**What to do:**
Reproduce exactly the lines below, starting with the line that contains "What data populates" and ending with the last line of the records, both included, and nothing else.

====

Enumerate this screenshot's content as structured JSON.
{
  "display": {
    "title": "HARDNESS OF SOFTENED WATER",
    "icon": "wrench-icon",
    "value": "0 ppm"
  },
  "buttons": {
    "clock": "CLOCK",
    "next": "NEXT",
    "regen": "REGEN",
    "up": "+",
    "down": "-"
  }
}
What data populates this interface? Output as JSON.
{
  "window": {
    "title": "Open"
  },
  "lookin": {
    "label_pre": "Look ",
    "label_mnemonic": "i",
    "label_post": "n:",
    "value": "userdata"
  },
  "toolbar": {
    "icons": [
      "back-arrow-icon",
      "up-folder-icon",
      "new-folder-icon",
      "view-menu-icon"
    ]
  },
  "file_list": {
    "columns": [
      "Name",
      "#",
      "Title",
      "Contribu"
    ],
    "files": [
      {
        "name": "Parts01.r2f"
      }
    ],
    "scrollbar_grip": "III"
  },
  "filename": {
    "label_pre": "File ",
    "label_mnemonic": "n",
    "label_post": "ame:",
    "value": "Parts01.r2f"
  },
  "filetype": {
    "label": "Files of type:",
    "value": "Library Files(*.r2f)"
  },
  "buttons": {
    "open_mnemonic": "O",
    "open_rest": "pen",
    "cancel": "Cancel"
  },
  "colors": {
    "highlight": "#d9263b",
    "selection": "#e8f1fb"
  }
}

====

**Result of the exercise:**
What data populates this interface? Output as JSON.
{
  "window": {
    "title": "Open"
  },
  "lookin": {
    "label_pre": "Look ",
    "label_mnemonic": "i",
    "label_post": "n:",
    "value": "userdata"
  },
  "toolbar": {
    "icons": [
      "back-arrow-icon",
      "up-folder-icon",
      "new-folder-icon",
      "view-menu-icon"
    ]
  },
  "file_list": {
    "columns": [
      "Name",
      "#",
      "Title",
      "Contribu"
    ],
    "files": [
      {
        "name": "Parts01.r2f"
      }
    ],
    "scrollbar_grip": "III"
  },
  "filename": {
    "label_pre": "File ",
    "label_mnemonic": "n",
    "label_post": "ame:",
    "value": "Parts01.r2f"
  },
  "filetype": {
    "label": "Files of type:",
    "value": "Library Files(*.r2f)"
  },
  "buttons": {
    "open_mnemonic": "O",
    "open_rest": "pen",
    "cancel": "Cancel"
  },
  "colors": {
    "highlight": "#d9263b",
    "selection": "#e8f1fb"
  }
}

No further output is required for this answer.